The finance ministry is due to set out proposals for making Britain’s capital market more attractive after Amsterdam toppled London to become Europe’s top share trading centre after the City was cut off from the European Union on Dec. 31.
CityUnited Chairman Daniel Hodson said there is now a “swelling majority” in the City that believes it was better to focus on making the financial sector more competitive rather than delaying change in the hope of getting EU access.
“A central bank digital currency (CBDC) should be a fundamental foundation for a competitive City after Brexit, otherwise China will steal a long march on us,” Hodson told Reuters.
China is planning to put its digital yuan to use at the 2022 Winter Olympic Games in Beijing.

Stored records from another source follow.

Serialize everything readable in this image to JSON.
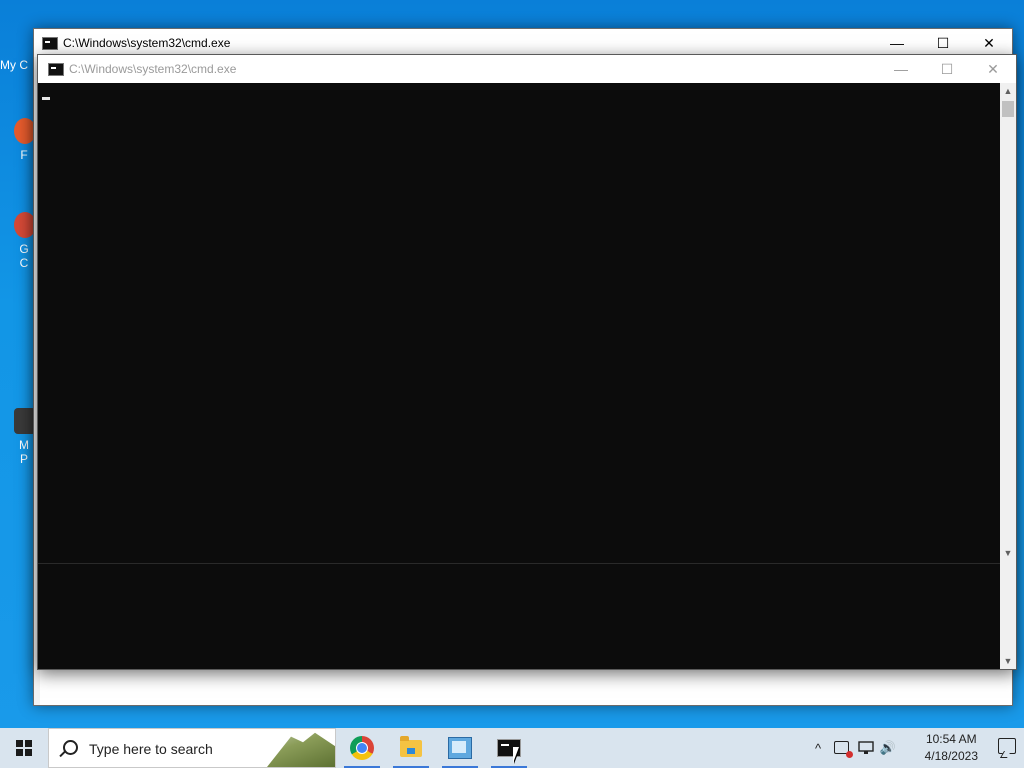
{
  "desktop": {
    "icons": [
      {
        "label": "My C",
        "icon": "computer-icon"
      },
      {
        "label": "F",
        "icon": "firefox-icon"
      },
      {
        "label": "G C",
        "icon": "chrome-icon"
      },
      {
        "label": "M P",
        "icon": "app-icon"
      }
    ]
  },
  "window_back": {
    "title": "C:\\Windows\\system32\\cmd.exe",
    "minimize": "—",
    "maximize": "☐",
    "close": "✕"
  },
  "window_front": {
    "title": "C:\\Windows\\system32\\cmd.exe",
    "minimize": "—",
    "maximize": "☐",
    "close": "✕",
    "scroll_up": "▲",
    "scroll_down": "▼"
  },
  "taskbar": {
    "search_placeholder": "Type here to search",
    "apps": [
      {
        "name": "Google Chrome",
        "icon": "chrome-icon"
      },
      {
        "name": "File Explorer",
        "icon": "folder-icon"
      },
      {
        "name": "Control Panel",
        "icon": "control-panel-icon"
      },
      {
        "name": "Command Prompt",
        "icon": "cmd-icon"
      }
    ],
    "tray": {
      "clock_time": "10:54 AM",
      "clock_date": "4/18/2023",
      "show_hidden": "^",
      "speaker": "🔊"
    }
  }
}
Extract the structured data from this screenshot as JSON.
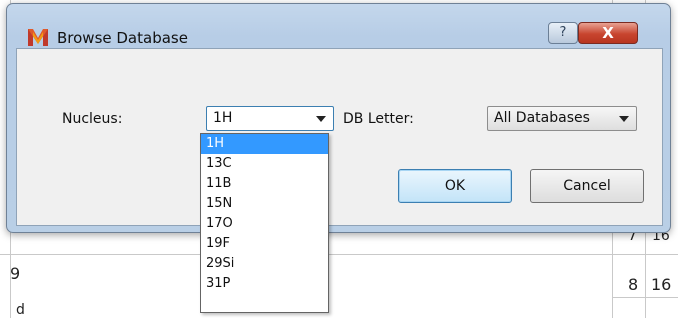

“The Bank of England is talking about a CBDC but it ought to be a greater priority as this form of technology is the future, and would bring other benefits like real-time regulation to cut costs,” Hodson said.
The BoE has given no timeline for any decision.
CityUnited, founded by eurosceptic politicians and City veteran Hodson, a former chief executive of London’s futures exchange, now part of ICE, has made 24 recommendations for reforming financial services.
They have just been submitted to a UK government taskforce set up by Prime Minister Boris Johnson and reporting back this month on using “freedoms” from Brexit to cut red tape to lift growth.
A digital pound would allow fractions of a currency to be spent and traced without costly overheads to help collect and distribute taxes in real time, and spawn more efficient, real-time supervision of markets, CityUnited said.
Regulators should also be required to maintain the attractiveness and openness of UK markets, and foster the development of “parallel markets” for trading euro-denominated products outside the bloc for international investors, it added.
Reporting by Huw Jones; editing by Jonathan Oatis
Our Standards: The Thomson Reuters Trust Principles.